The dwindling, setting sun filtered into the conference room of the Pacific Media Workers Guild with a gust strong enough to toss our papers into the air. It was late July and an oversized Chronicle building for the dwindling newsrooms we spoke of in our meetings loomed in the distance through the aging windows.
We were a group of fifteen students forging lasting connections with each other and media professionals under the guidance of an intensely passionate Kat Anderson, who managed the summer program through exhausting promotion, searching and resource-gathering.
Rebecca Rosen Lum, our editor and a Pulitzer-nominated journalist, offered largely positive comments on our work. Above all, her atypical and progressive perspective urged us to question the old models of journalism—when asked how she felt about undercover journalism, she would say that it was warranted when yielding a compelling story.
Carl T. Hall, who still boasted a strong independent spirit in his post-Chronicle days as executive officer of the Pacific Media Worker’s Guild, instilled a righteousness to our entitlement for pay for our journalistic work, starting with a collective bargaining-turned-socialist division of stipends, working with a grant from the Berger-Marks Foundation. He defended the quality of the Chronicle and urged us to read more news, which I later realized promotes effortless story generation and assists in a momentary expertise on a subject.
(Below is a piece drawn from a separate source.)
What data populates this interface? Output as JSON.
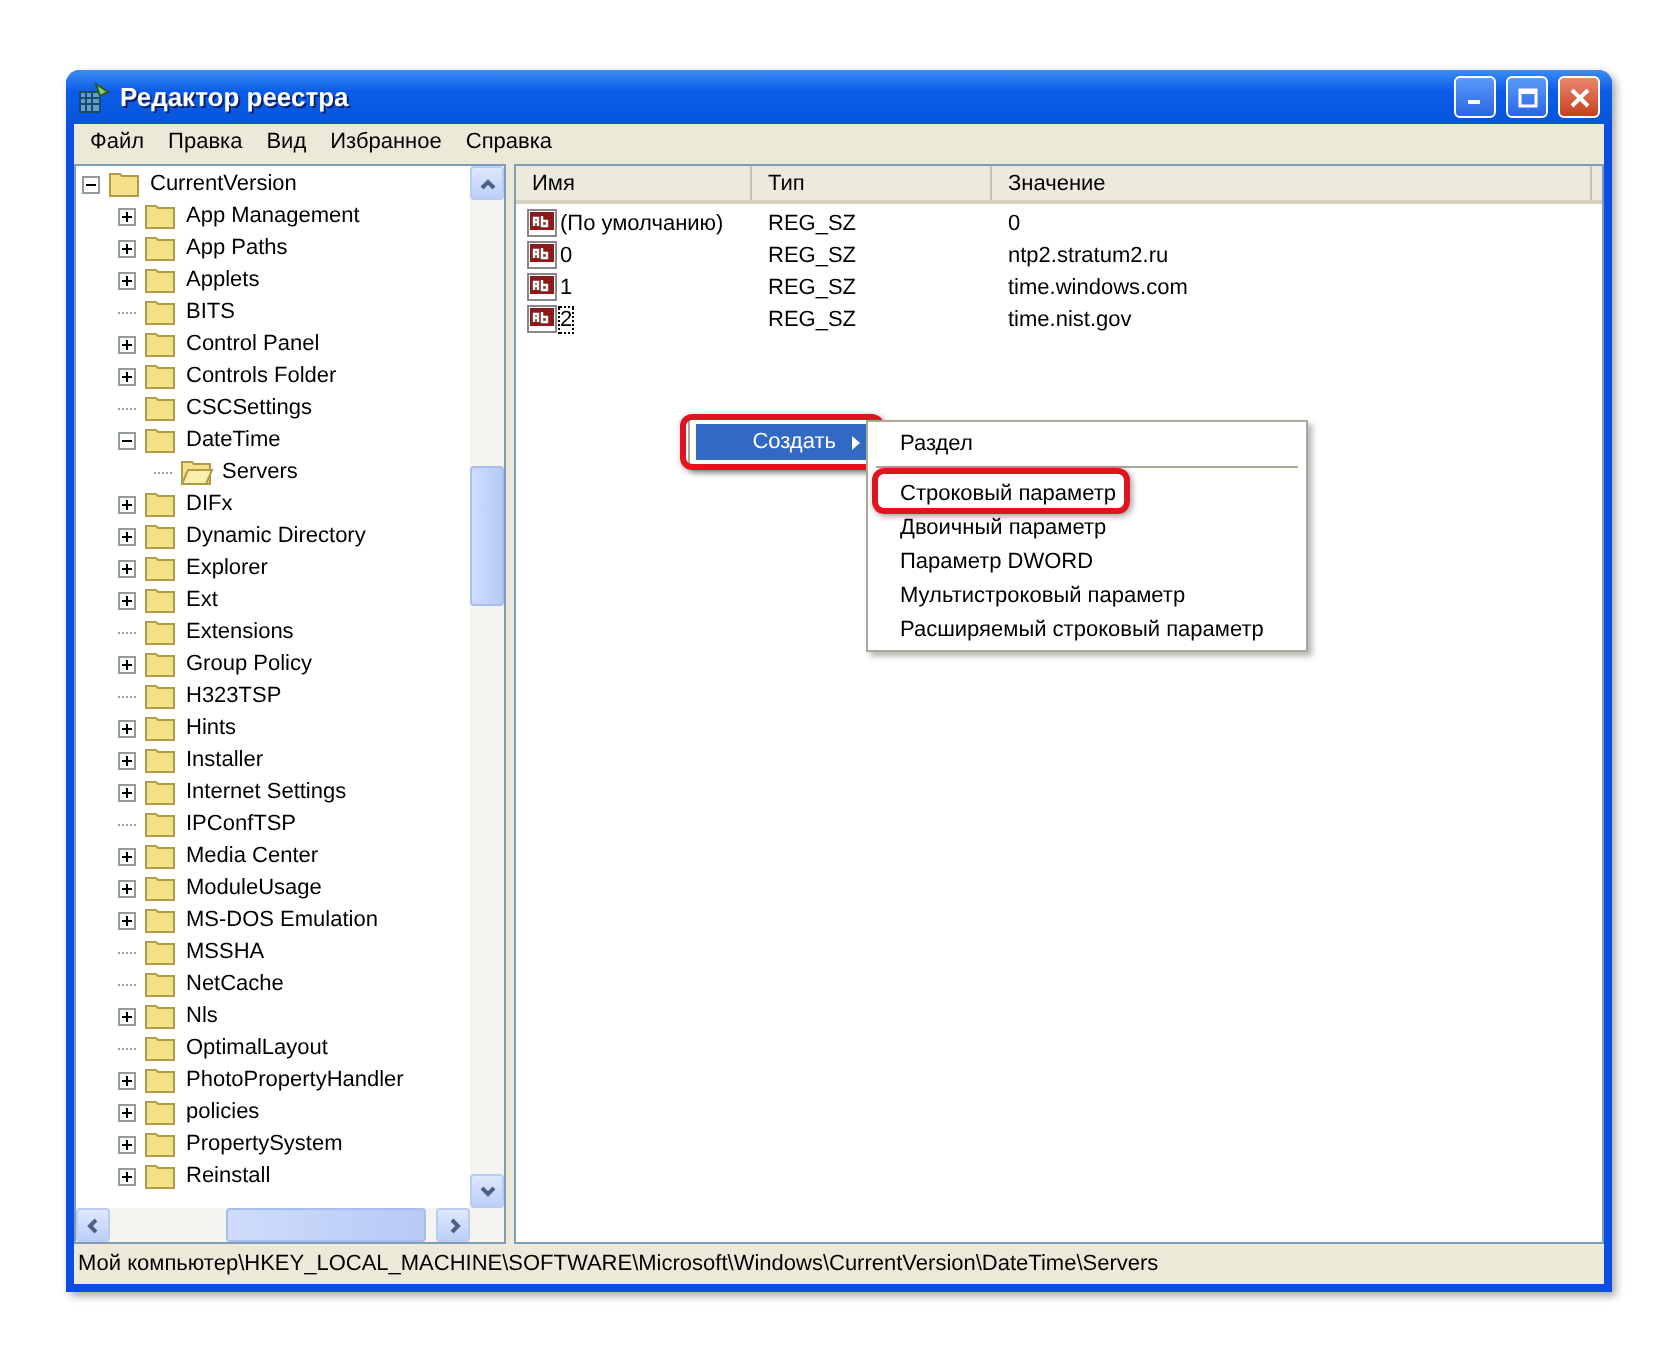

These professionals and funds fueled our excitement to write. We were being paid to do something that fomented such honor—and we strove to “comfort the afflicted, and afflict the comfortable.”
We called ourselves Bay News Rising, and we recognized that there is a new age for news and that we are going to be part of it.
“Average is over”
We met at the conference room of the Guild two times a week. Tuesdays featured guest speakers ranging from a walk to the nearby Public Press office, where we saw the hub of an unusual publishing model that is theoretically losing money for the noble purpose of creating a socially-aware press, to our enthralling first speaker, Luther Jackson. He now works as a workforce development manager for NOVA and specializes in Linkedin and professional networking. Jackson introduced us to the displacement of former Bay Area journalists in the form of an exhaustive study by NOVA while iterating the long-lasting benefits of simple interview and resource techniques.
But among Jackson’s talk, three simple words still cling to every story I write today: “Average is over.” Average can no longer sustain a journalist, which was evident in the study that he presented. It made me consider what facets of my work could falter as average and I set an objective for the remainder of the program: who could I learn from to defeat mediocrity?
I sat with some people I knew and some I didn’t. Though there was distance in experience and background, we all had one thing in common: we hadn’t dealt too much with professionals before, and the objective of creating a newsroom seemed daunting.
The other writers and photographers who I never met before became close to me through our weekly news discussions and repetitious introductions, which never managed to be redundant or identical to a previous self-introduction. Each time a new facet of self emerged from my peers, whether it was a new interest developed from a story they were working on, or a new beat or assignment that their mentor assigned them.
I discovered two new passions—the changing LGBT community that I now write on for Bay Area Reporter and urban planning. I realized that each time I introduced myself, some new facet of my being as a journalist was unearthed. But I was certain to assert that newswriting not only allows me to exhaustively understand my surroundings, but also to understand myself—whether it be my interests, life path, or self-esteem. And each time I reinvented average by comparing my stories with others who were working on same subject.
My lasting mentor is Matthew Bajko, assistant editor for Bay Area Reporter and correspondent for Out QNews. He and I meet on a bi-weekly basis and he critiques stories that I publish with my college newspaper, The Guardsman. He also helps me develop stories for Bay Area Reporter, which is the longest-running weekly gay newspaper in the country, and I have written three paid stories for Bay Area Reporter since ending the summer program.
My experience with Bay News Rising has been fruitful and learning. I have made connections with both professionals and my peers that have transcended my time with the program. It has also served as a preliminary image of the future of journalism—wherein new models, new media sources, and new ideas about the market of journalists will reflect the ideas that we shared at our meetings, and where average can no longer plague this shrinking industry.
I conjure the image of my peers and our program directors blanketed by the comforting glow of the setting sun in that conference room. In the midst of such a pivotal upheaval in an industry plagued by uncertainty and doubt, I felt strangely comforted and guided by our talks and conversation. I have been given so much perspective and opportunity and I hope that Bay News Rising thrives.